Listed records >>
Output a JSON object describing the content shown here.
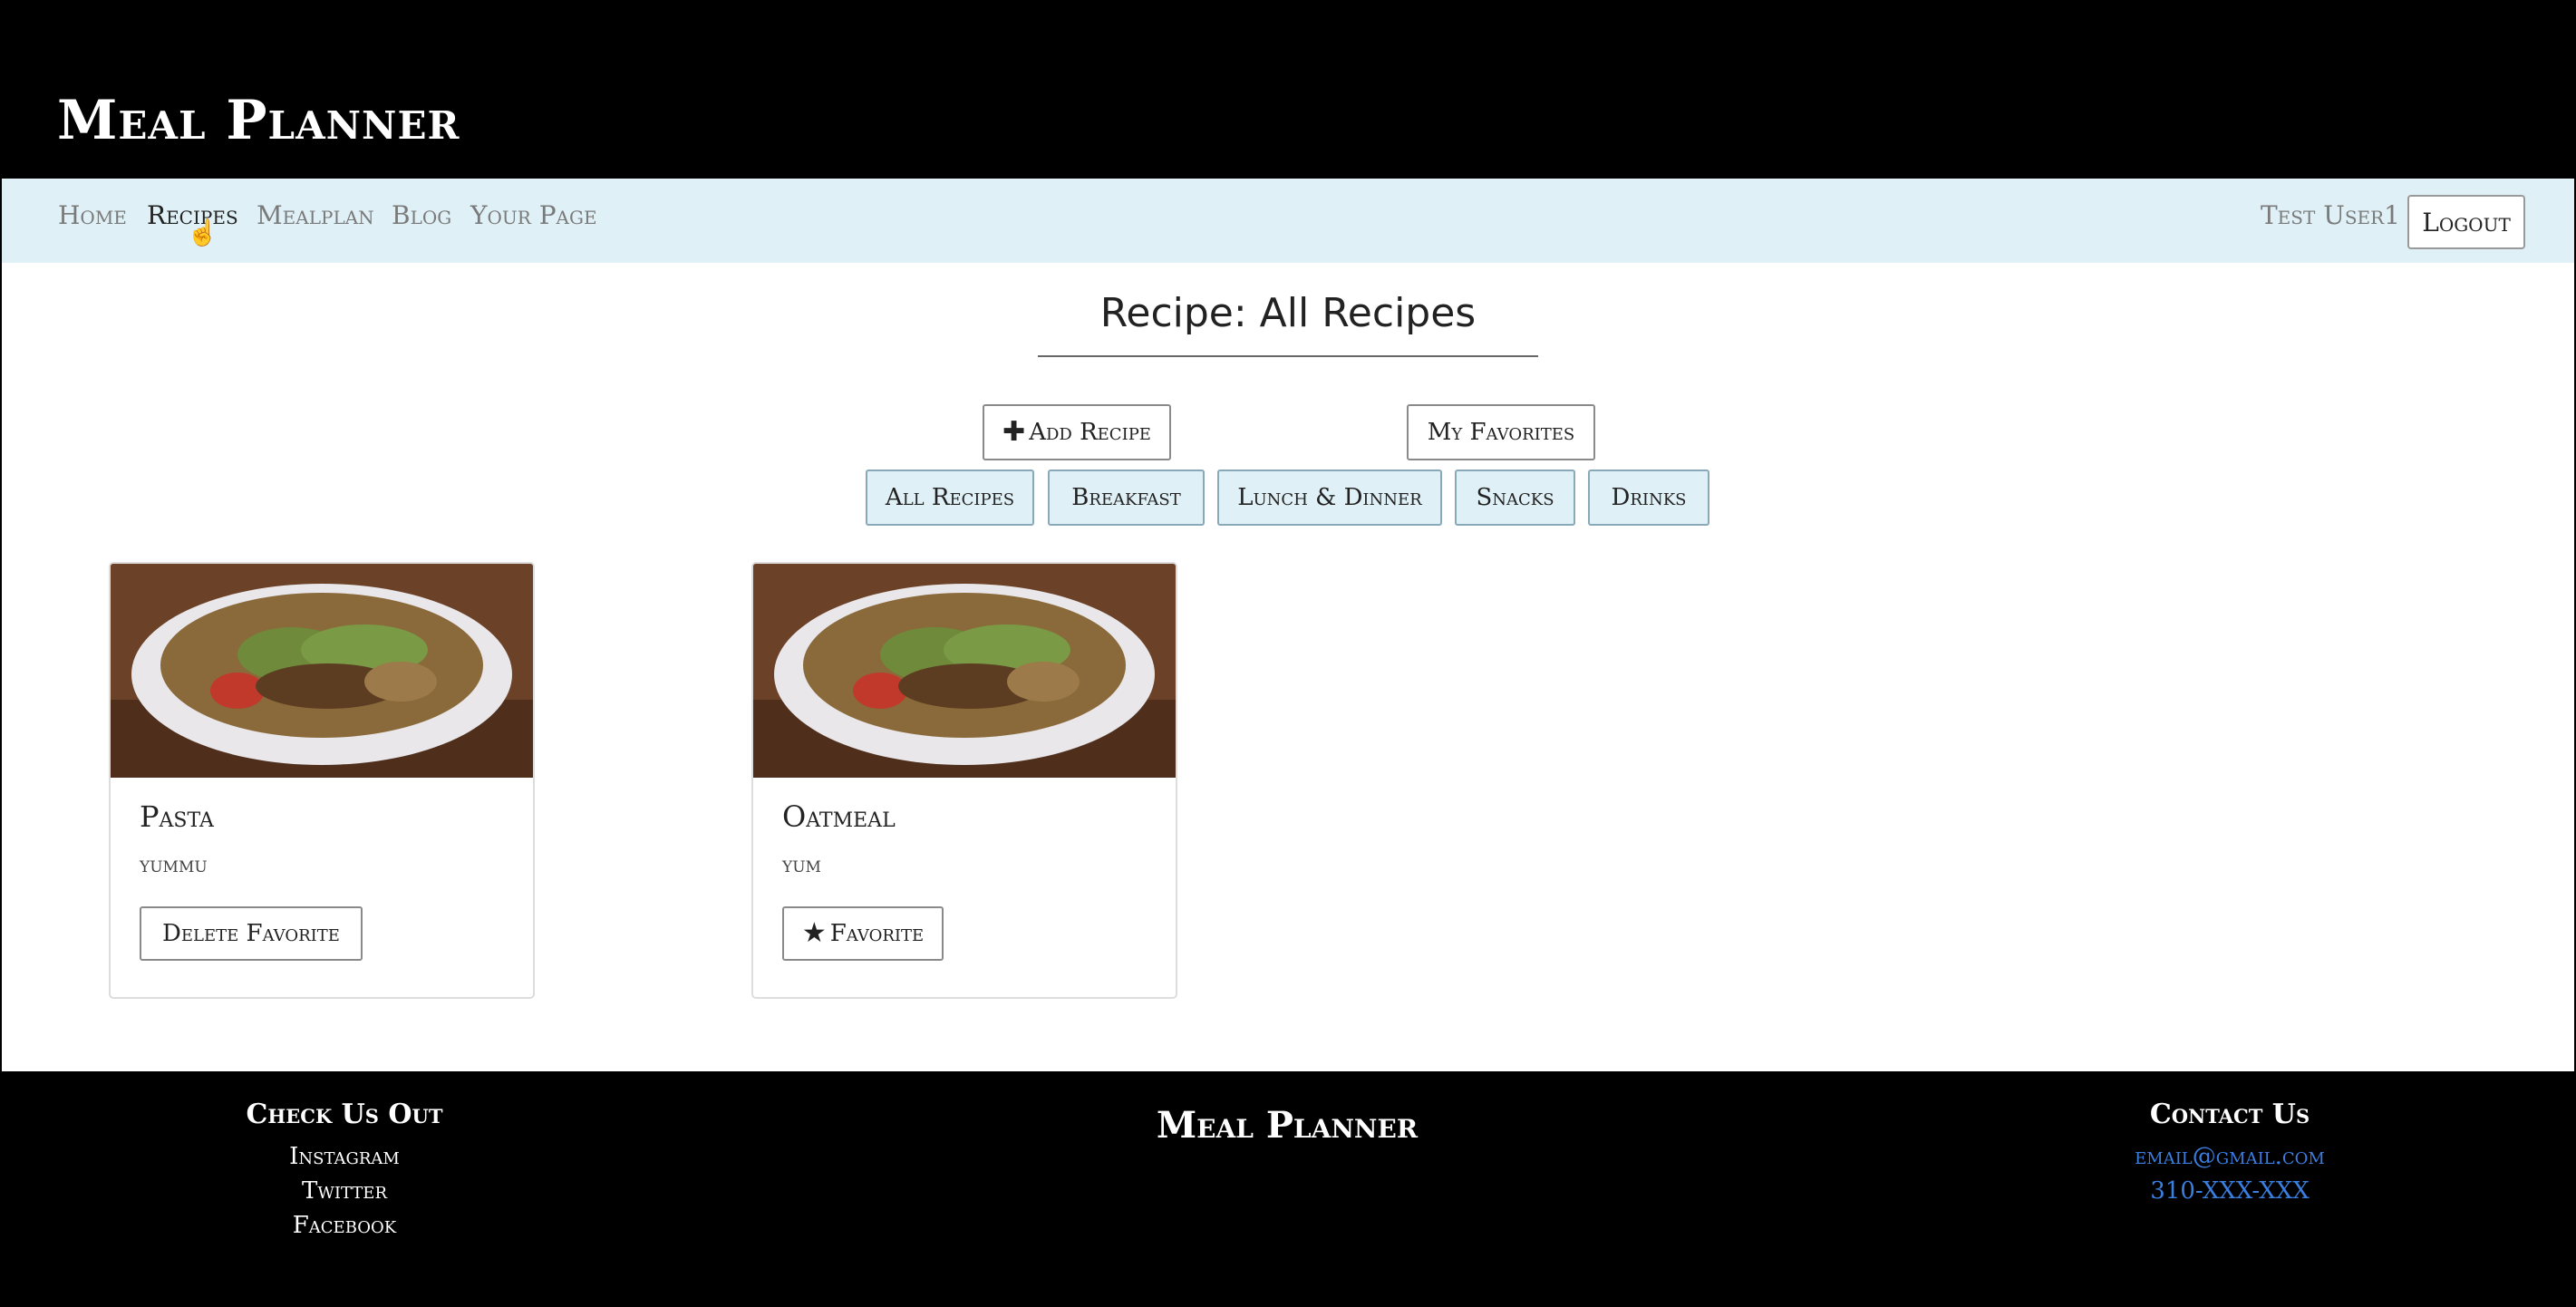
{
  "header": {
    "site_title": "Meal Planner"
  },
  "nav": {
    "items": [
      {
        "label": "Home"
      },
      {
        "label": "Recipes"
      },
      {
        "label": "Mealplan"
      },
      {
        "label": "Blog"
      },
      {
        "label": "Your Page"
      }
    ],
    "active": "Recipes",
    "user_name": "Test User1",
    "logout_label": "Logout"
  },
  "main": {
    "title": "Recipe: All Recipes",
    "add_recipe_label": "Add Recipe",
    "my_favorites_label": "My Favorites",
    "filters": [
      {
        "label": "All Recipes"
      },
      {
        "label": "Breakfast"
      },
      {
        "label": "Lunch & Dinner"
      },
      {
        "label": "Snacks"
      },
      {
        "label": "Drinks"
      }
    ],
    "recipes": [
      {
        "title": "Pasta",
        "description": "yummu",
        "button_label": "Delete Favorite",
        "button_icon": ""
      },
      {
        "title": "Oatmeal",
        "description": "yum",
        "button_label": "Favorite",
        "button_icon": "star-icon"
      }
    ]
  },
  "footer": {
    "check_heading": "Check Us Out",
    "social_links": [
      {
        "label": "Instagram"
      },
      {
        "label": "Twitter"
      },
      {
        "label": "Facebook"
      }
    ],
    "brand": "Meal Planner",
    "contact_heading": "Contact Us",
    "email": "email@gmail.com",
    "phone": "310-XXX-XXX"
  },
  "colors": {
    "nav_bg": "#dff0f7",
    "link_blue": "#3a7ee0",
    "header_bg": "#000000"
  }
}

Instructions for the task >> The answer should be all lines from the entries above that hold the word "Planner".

Reply to the exercise >>
    "site_title": "Meal Planner"
    "brand": "Meal Planner",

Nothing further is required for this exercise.